About Sunshine Radio
Somewhere early in 1971, two radio hams had the bright idea to form a hospital radio organisation on the Isle of Wight. They were Mike Cooley and Rob Mannion, Mike is still an active member today, but Rob moved on to other projects and remains the Editor of Practical Wireless.
So HBA, as it was referred to, was started, and there were many meetings and discussions about fundraising and broadcasting. To this day, Mike still has the very first income and expenditure account! We were joined by a professional broadcaster from Radio Solent – Bill Lyon who lectured us on broadcasting techniques.
One day, in 1972, we were summoned by Bill Lyon to the old workhouse in the grounds of St. Mary’s Hospital and informed that this was going to be our radio station. The premises consisted of a front door, behind which was a corridor with two rooms one on each side. The rooms were made by a single thickness partition containing a window and a door. We decided that the right hand room would be the record library and the one on the left would be our studio/control room, and we would split that room into two. As we were all working during the day not much was done as we only had weekends to spare. We spent a lot of time talking about the merits of acoustic treatment, using egg boxes on the walls and ceilings, but we finished up with polystyrene tiles on the ceiling and that was the end of that story.
The apprentices at Plessey (now BAE Systems) in Cowes, took on the project to design and build our audio mixer. They went over to Radio Solent and looked at their Outside Broadcast mixer, came back and built a carbon copy for us. We now had an 8 channel audio mixer but nothing else. We split the room into two and things started to move forward with the aim to be ready by Christmas 1972. Come the New Year of 1973, Bill Lyon suddenly dropped a bombshell on us; Lord Louis (Earl Mountbatten of Burma) would be on the Isle of Wight early in February and would be coming in to open our Radio Station.
Panic ensued (Corporal Jones had nothing on us!). All we had was a mixer, two bare rooms and a few weeks to produce a working radio station.
By this time the number of people in HBA had increased, one of these people was John Barker, a BBC engineer from the Rowridge TV site, who had taken on the post of Station Engineer. The work started in earnest to build our first radio station, as by this time we had only 14 days to go before the grand opening.
It was not plain sailing by any stretch of the imagination, but we overcame each problem as they arose and on the 2nd February 1973 The Day arrived!
And so did we, all suited and booted.

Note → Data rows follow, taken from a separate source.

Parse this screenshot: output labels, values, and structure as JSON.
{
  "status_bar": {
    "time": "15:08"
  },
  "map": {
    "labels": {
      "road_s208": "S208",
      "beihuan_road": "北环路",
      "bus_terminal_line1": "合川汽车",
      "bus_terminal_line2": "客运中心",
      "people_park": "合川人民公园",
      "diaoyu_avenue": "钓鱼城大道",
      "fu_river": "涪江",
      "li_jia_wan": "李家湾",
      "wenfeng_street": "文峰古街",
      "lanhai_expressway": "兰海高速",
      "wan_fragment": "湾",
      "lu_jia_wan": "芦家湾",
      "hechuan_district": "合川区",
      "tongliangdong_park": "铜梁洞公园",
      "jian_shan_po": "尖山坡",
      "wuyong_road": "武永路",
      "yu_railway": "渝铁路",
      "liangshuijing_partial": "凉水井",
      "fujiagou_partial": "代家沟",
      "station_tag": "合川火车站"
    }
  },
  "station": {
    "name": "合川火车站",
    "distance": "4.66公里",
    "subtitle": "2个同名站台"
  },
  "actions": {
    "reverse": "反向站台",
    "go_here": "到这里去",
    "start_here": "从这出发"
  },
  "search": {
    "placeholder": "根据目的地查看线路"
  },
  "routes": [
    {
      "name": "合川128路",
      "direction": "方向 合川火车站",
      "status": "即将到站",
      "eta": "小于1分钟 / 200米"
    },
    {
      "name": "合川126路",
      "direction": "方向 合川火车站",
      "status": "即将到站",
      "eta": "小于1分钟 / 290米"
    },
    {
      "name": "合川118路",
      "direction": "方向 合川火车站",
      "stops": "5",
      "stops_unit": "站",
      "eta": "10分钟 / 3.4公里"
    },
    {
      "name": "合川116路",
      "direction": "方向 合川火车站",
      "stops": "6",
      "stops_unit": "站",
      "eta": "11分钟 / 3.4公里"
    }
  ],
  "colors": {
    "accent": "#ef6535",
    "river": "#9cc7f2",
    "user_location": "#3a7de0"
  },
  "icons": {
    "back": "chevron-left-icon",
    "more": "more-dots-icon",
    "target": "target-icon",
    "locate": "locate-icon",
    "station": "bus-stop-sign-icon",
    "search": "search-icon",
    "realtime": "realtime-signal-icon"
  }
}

We had been briefed on the protocol of how to address a Lord of the Realm – we were ready.
Suddenly we realised that a vital piece of the broadcast system was missing – we were not connected into the hospital radio system, which meant that nobody in the hospital would be able to hear us. More panic ensued and an engineer was dispatched waving a soldering iron to make the final connection to the old north block – job done, it was now or never.
Lord Louis arrived and, after introductions, was taken into the studio by Bill Lyon, we all watched through the windows and listened on the monitor speakers, and exactly on time at 15:00 hours, the HBA made its very first broadcast.
Since then we have gone from strength to strength. We were connected to the other hospitals on the island, Frank James, Ryde, Fairlee, and Whitecroft. Sadly, today only St Mary’s is left. Over the years we have done many outside broadcasts from the wards, Cowes Week, the Agriculture Show at Northwood, and various shows from the Medina Theatre. We covered the memorial service from the dell at Carisbrooke Castle for Lord Louis, and the biggest event was the opening of the maternity ward in 1976 by the Duchess of Kent.
This broadcast coincided with the Agricultural Show, and required us to not only provide facilities from the the show site, but a lot more at St Mary’s. The Duchess arrived by helicopter, and did a walkabout, we followed every footstep giving a running commentary which entailed quite a lot of people with microphones complete with talkback facilities connected to a control point in the maternity block and then fed back to the main HBA control room where they were mixed in with the commentaries from the show. In 1985/6 the hospital fire officer condemned the old complex downstairs, so we rebuilt the studios upstairs where they are today.
We are currently refurbishing the whole complex again, to enable us to broadcast in stereo, and to update all of our equipment to the needs of the 21st century.